If you’re looking to create complex deliveries and interactions—gaming, for instance—you’ll achieve a far smoother, faster, and more enjoyable end product if you use the device’s native scripts and platform.
However, if your project requires a little less grunt and you’ve got a deadline demanding you get to market in the quickest time possible, the hybrid could well be your answer.
Given that most mobile apps aren’t dependent on the most complex components, hybrid solutions simplify development, offering organizations faster and more affordable routes to market. Of course, they might not be quite as quick, smooth, or always take advantage of the hardware available, but will your users notice? As long as it offers them a happy UX and satisfies their needs, what’s not to like?
Hybrid development technology
Apple and Google (for Android) offer SDKs (software development kits) for native OS app creation, but as hybrid solutions have become a valid contender with masses of market share, there are plenty of alternatives for your cross-platform projects.
Again, it’s up to you and your developer to decide the best route for your project, but rest assured, there are plenty of options to choose from.
The following are merely a small selection of the most popular.

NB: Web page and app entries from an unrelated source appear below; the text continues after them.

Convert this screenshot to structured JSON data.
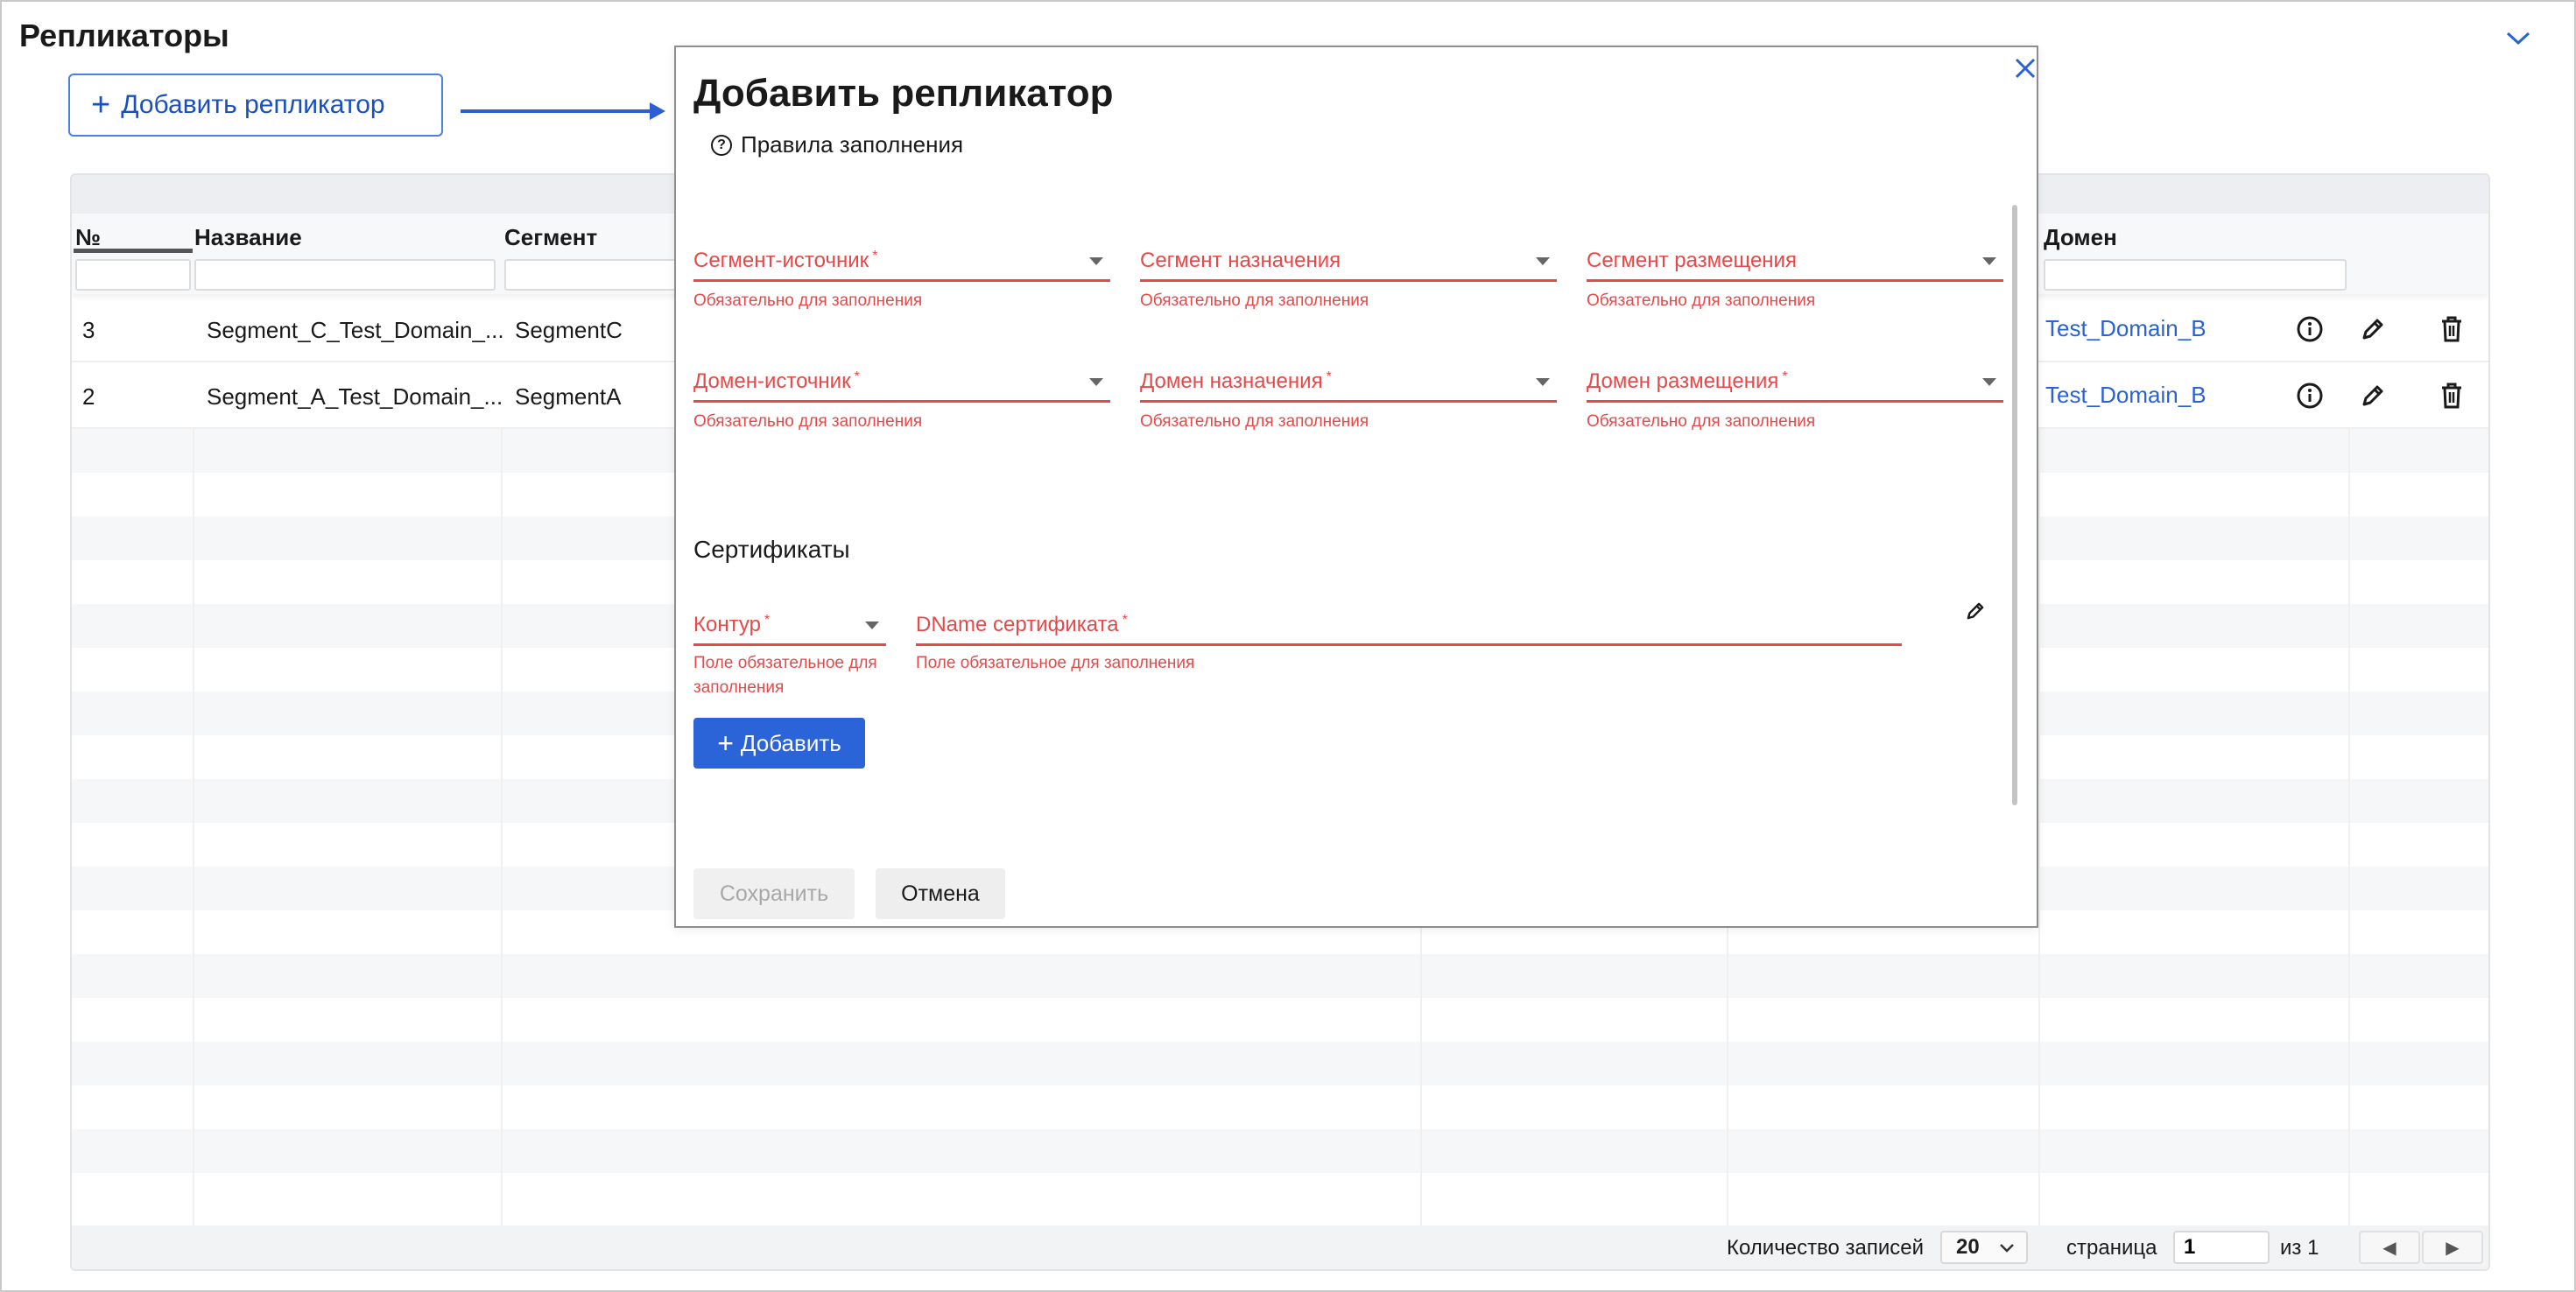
{
  "page": {
    "title": "Репликаторы",
    "add_button_label": "Добавить репликатор"
  },
  "table": {
    "columns": {
      "num": "№",
      "name": "Название",
      "segment": "Сегмент",
      "domain": "Домен"
    },
    "rows": [
      {
        "num": "3",
        "name": "Segment_C_Test_Domain_...",
        "segment": "SegmentC",
        "domain": "Test_Domain_B"
      },
      {
        "num": "2",
        "name": "Segment_A_Test_Domain_...",
        "segment": "SegmentA",
        "domain": "Test_Domain_B"
      }
    ],
    "footer": {
      "records_label": "Количество записей",
      "records_value": "20",
      "page_label": "страница",
      "page_value": "1",
      "of_label": "из 1"
    }
  },
  "modal": {
    "title": "Добавить репликатор",
    "rules_link": "Правила заполнения",
    "fields": {
      "source_segment": {
        "label": "Сегмент-источник",
        "required": "*",
        "error": "Обязательно для заполнения"
      },
      "target_segment": {
        "label": "Сегмент назначения",
        "required": "",
        "error": "Обязательно для заполнения"
      },
      "placement_segment": {
        "label": "Сегмент размещения",
        "required": "",
        "error": "Обязательно для заполнения"
      },
      "source_domain": {
        "label": "Домен-источник",
        "required": "*",
        "error": "Обязательно для заполнения"
      },
      "target_domain": {
        "label": "Домен назначения",
        "required": "*",
        "error": "Обязательно для заполнения"
      },
      "placement_domain": {
        "label": "Домен размещения",
        "required": "*",
        "error": "Обязательно для заполнения"
      }
    },
    "certificates": {
      "title": "Сертификаты",
      "contour": {
        "label": "Контур",
        "required": "*",
        "error_line1": "Поле обязательное для",
        "error_line2": "заполнения"
      },
      "dname": {
        "label": "DName сертификата",
        "required": "*",
        "error": "Поле обязательное для заполнения"
      },
      "add_button": "Добавить"
    },
    "save_button": "Сохранить",
    "cancel_button": "Отмена"
  },
  "colors": {
    "accent": "#2b63d9",
    "error": "#e84848",
    "link": "#2a62d6"
  }
}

With a vast library of components, it’s easy to adapt and quick to MVP. It’s also great at debugging.
Another widely supported and popular option, Xamarin, delivers a base code with the majority transferable between iOS and Android.
Its testing facilities are simple yet include thousands of virtual devices. There are masses of support tools and backed by Microsoft, it’s been one of the most popular tools on the market. If it’s good enough for Pinterest and Siemens, it’s good enough for all kinds of applications.
Choosing the best route into hybrid app creation will demand an understanding of what you expect to achieve, your limitations, time to market, and your budget. Once you’ve picked your route, there’s another decision to make regarding how your developer will build and produce your hybrid product.
Whichever your route and tools, there’s no doubt that hybrid app development will continue to provide plenty of advantages meeting markets simultaneously, lowering costs, and speeding up your progress.